### Required work
Write the records out again without change. Leave the pictures behind.

### Data
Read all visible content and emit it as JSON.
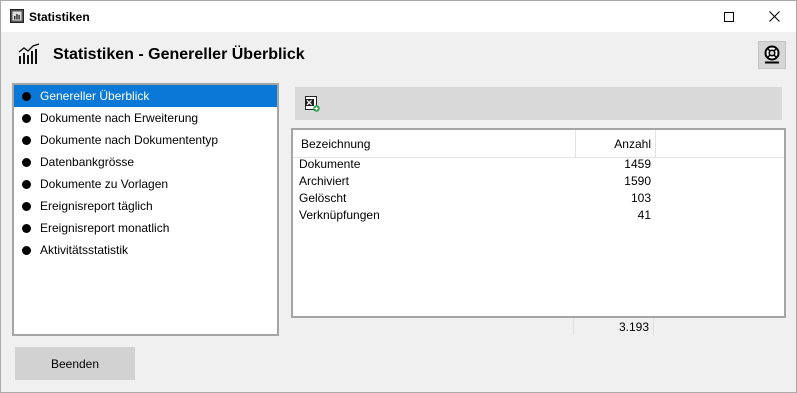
{
  "window": {
    "title": "Statistiken"
  },
  "header": {
    "title": "Statistiken - Genereller Überblick"
  },
  "nav": {
    "items": [
      {
        "label": "Genereller Überblick",
        "selected": true
      },
      {
        "label": "Dokumente nach Erweiterung"
      },
      {
        "label": "Dokumente nach Dokumententyp"
      },
      {
        "label": "Datenbankgrösse"
      },
      {
        "label": "Dokumente zu Vorlagen"
      },
      {
        "label": "Ereignisreport täglich"
      },
      {
        "label": "Ereignisreport monatlich"
      },
      {
        "label": "Aktivitätsstatistik"
      }
    ]
  },
  "table": {
    "columns": [
      "Bezeichnung",
      "Anzahl"
    ],
    "rows": [
      {
        "name": "Dokumente",
        "count": "1459"
      },
      {
        "name": "Archiviert",
        "count": "1590"
      },
      {
        "name": "Gelöscht",
        "count": "103"
      },
      {
        "name": "Verknüpfungen",
        "count": "41"
      }
    ],
    "total": "3.193"
  },
  "buttons": {
    "close_label": "Beenden"
  },
  "colors": {
    "selection": "#0a78d7",
    "toolbar": "#d9d9d9",
    "button": "#d2d2d2"
  },
  "icons": {
    "app": "statistics-window-icon",
    "header": "bar-chart-icon",
    "help": "lifebuoy-icon",
    "export": "export-excel-icon"
  }
}
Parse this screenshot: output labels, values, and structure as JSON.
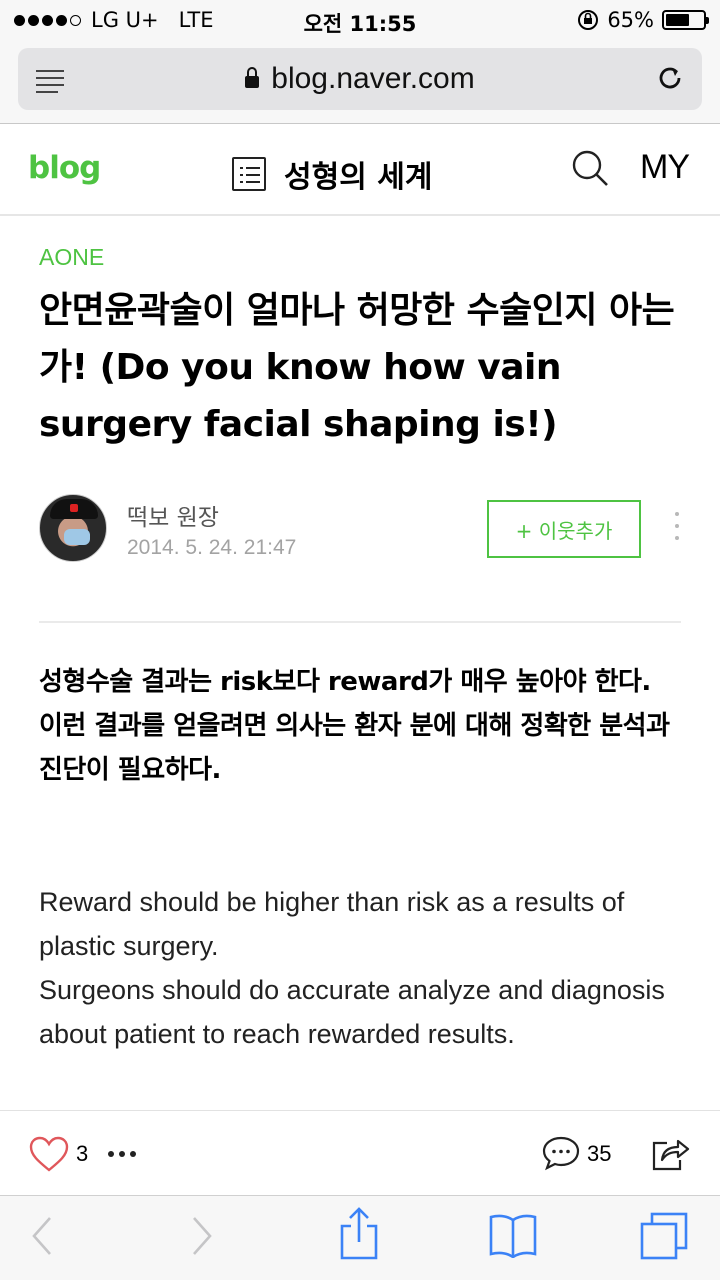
{
  "status_bar": {
    "carrier": "LG U+",
    "network": "LTE",
    "time": "오전 11:55",
    "battery_percent": "65%",
    "battery_level": 0.65
  },
  "browser": {
    "url": "blog.naver.com",
    "icons": [
      "reader-menu-icon",
      "lock-icon",
      "reload-icon"
    ]
  },
  "blog_header": {
    "logo": "blog",
    "blog_title": "성형의 세계",
    "my_label": "MY",
    "brand_color": "#4ec342"
  },
  "post": {
    "category": "AONE",
    "title": "안면윤곽술이 얼마나 허망한 수술인지 아는가! (Do you know how vain surgery facial shaping is!)",
    "author": "떡보 원장",
    "date": "2014. 5. 24. 21:47",
    "add_neighbor_label": "+ 이웃추가",
    "body_korean": [
      "성형수술 결과는  risk보다 reward가 매우 높아야 한다.",
      "이런 결과를 얻을려면 의사는 환자 분에 대해 정확한 분석과 진단이 필요하다."
    ],
    "body_english": [
      "Reward should be higher than risk as a results of plastic surgery.",
      "Surgeons should do accurate analyze and diagnosis about patient to reach rewarded results."
    ]
  },
  "actions": {
    "like_count": "3",
    "comment_count": "35",
    "heart_color": "#e0575b"
  },
  "toolbar": {
    "icons": [
      "back-icon",
      "forward-icon",
      "share-icon",
      "bookmarks-icon",
      "tabs-icon"
    ],
    "accent": "#3b82f6"
  }
}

### Result of the exercise
Read all visible content and emit it as JSON.
{
  "window": {
    "title": "Statistiken"
  },
  "header": {
    "title": "Statistiken - Genereller Überblick"
  },
  "nav": {
    "items": [
      {
        "label": "Genereller Überblick",
        "selected": true
      },
      {
        "label": "Dokumente nach Erweiterung"
      },
      {
        "label": "Dokumente nach Dokumententyp"
      },
      {
        "label": "Datenbankgrösse"
      },
      {
        "label": "Dokumente zu Vorlagen"
      },
      {
        "label": "Ereignisreport täglich"
      },
      {
        "label": "Ereignisreport monatlich"
      },
      {
        "label": "Aktivitätsstatistik"
      }
    ]
  },
  "table": {
    "columns": [
      "Bezeichnung",
      "Anzahl"
    ],
    "rows": [
      {
        "name": "Dokumente",
        "count": "1459"
      },
      {
        "name": "Archiviert",
        "count": "1590"
      },
      {
        "name": "Gelöscht",
        "count": "103"
      },
      {
        "name": "Verknüpfungen",
        "count": "41"
      }
    ],
    "total": "3.193"
  },
  "buttons": {
    "close_label": "Beenden"
  },
  "colors": {
    "selection": "#0a78d7",
    "toolbar": "#d9d9d9",
    "button": "#d2d2d2"
  },
  "icons": {
    "app": "statistics-window-icon",
    "header": "bar-chart-icon",
    "help": "lifebuoy-icon",
    "export": "export-excel-icon"
  }
}
Parse this screenshot: output labels, values, and structure as JSON.
{
  "status_bar": {
    "carrier": "LG U+",
    "network": "LTE",
    "time": "오전 11:55",
    "battery_percent": "65%",
    "battery_level": 0.65
  },
  "browser": {
    "url": "blog.naver.com",
    "icons": [
      "reader-menu-icon",
      "lock-icon",
      "reload-icon"
    ]
  },
  "blog_header": {
    "logo": "blog",
    "blog_title": "성형의 세계",
    "my_label": "MY",
    "brand_color": "#4ec342"
  },
  "post": {
    "category": "AONE",
    "title": "안면윤곽술이 얼마나 허망한 수술인지 아는가! (Do you know how vain surgery facial shaping is!)",
    "author": "떡보 원장",
    "date": "2014. 5. 24. 21:47",
    "add_neighbor_label": "+ 이웃추가",
    "body_korean": [
      "성형수술 결과는  risk보다 reward가 매우 높아야 한다.",
      "이런 결과를 얻을려면 의사는 환자 분에 대해 정확한 분석과 진단이 필요하다."
    ],
    "body_english": [
      "Reward should be higher than risk as a results of plastic surgery.",
      "Surgeons should do accurate analyze and diagnosis about patient to reach rewarded results."
    ]
  },
  "actions": {
    "like_count": "3",
    "comment_count": "35",
    "heart_color": "#e0575b"
  },
  "toolbar": {
    "icons": [
      "back-icon",
      "forward-icon",
      "share-icon",
      "bookmarks-icon",
      "tabs-icon"
    ],
    "accent": "#3b82f6"
  }
}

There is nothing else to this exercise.